::: Exercise materials :::
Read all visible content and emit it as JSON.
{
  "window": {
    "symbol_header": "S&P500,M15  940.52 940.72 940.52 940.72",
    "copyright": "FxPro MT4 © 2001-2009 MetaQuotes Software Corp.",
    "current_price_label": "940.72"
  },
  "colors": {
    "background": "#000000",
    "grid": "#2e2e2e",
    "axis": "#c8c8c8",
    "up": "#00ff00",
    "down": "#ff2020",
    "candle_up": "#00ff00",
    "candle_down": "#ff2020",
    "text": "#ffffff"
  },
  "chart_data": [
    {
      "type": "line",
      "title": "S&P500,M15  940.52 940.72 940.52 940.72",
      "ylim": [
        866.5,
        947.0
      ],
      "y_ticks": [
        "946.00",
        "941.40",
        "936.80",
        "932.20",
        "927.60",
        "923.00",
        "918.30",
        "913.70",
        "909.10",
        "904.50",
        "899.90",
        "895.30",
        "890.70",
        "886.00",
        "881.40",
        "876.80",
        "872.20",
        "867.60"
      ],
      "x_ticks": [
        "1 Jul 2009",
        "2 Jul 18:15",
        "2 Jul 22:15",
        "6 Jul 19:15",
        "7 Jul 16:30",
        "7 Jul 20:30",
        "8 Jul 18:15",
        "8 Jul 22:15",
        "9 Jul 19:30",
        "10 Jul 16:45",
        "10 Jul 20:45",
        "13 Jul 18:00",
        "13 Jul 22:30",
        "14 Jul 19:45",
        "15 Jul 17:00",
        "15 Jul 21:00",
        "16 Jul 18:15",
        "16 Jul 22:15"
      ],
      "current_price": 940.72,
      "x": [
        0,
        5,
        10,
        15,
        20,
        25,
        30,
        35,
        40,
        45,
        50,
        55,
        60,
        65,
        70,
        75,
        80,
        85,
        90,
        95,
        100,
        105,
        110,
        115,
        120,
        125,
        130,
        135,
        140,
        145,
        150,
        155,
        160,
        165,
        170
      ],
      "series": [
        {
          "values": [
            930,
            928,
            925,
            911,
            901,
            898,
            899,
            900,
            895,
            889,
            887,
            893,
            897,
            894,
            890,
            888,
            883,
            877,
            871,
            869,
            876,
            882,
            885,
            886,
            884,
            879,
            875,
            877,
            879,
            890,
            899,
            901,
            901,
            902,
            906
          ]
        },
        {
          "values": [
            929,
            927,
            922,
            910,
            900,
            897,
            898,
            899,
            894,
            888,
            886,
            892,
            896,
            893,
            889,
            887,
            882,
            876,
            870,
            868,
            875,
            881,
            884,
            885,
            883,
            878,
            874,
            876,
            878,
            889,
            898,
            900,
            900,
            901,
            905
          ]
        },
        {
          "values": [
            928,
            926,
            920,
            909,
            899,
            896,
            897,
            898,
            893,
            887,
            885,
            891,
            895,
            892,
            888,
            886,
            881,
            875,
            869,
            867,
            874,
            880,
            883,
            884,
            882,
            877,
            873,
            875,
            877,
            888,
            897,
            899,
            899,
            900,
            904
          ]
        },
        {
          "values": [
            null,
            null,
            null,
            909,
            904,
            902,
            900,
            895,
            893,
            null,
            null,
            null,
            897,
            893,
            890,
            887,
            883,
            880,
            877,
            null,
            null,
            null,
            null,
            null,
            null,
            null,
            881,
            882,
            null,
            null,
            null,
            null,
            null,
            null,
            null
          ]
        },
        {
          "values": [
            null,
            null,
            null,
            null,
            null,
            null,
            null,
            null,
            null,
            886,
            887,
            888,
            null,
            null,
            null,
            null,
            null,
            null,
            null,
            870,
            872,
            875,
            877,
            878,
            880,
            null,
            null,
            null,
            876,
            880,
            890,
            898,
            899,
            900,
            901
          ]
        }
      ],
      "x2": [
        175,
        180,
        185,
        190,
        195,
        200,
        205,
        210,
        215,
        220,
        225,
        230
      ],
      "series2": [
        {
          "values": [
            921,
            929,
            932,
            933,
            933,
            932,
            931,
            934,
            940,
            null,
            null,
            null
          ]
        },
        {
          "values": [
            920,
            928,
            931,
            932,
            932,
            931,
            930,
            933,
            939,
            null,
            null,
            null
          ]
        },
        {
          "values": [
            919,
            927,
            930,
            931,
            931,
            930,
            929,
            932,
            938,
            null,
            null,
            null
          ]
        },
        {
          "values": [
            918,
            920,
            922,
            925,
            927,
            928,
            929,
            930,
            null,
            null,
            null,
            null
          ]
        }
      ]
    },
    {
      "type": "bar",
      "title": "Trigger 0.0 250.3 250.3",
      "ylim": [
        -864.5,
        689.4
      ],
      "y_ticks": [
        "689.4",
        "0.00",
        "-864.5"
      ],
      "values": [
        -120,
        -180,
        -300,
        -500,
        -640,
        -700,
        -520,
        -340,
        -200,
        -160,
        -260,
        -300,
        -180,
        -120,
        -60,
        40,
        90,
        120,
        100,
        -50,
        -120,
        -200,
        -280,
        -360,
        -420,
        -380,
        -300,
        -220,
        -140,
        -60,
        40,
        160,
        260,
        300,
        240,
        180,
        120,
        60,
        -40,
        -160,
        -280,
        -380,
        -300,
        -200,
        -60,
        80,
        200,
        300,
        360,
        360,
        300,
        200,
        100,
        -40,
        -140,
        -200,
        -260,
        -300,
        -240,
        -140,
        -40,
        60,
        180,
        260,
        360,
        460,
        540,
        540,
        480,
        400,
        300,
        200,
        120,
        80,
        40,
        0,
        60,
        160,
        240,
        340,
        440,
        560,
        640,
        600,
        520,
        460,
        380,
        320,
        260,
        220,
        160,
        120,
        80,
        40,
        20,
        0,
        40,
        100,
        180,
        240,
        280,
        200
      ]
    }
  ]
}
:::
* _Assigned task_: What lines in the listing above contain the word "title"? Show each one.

* _Answer to the exercise_:
      "title": "S&P500,M15  940.52 940.72 940.52 940.72",
      "title": "Trigger 0.0 250.3 250.3",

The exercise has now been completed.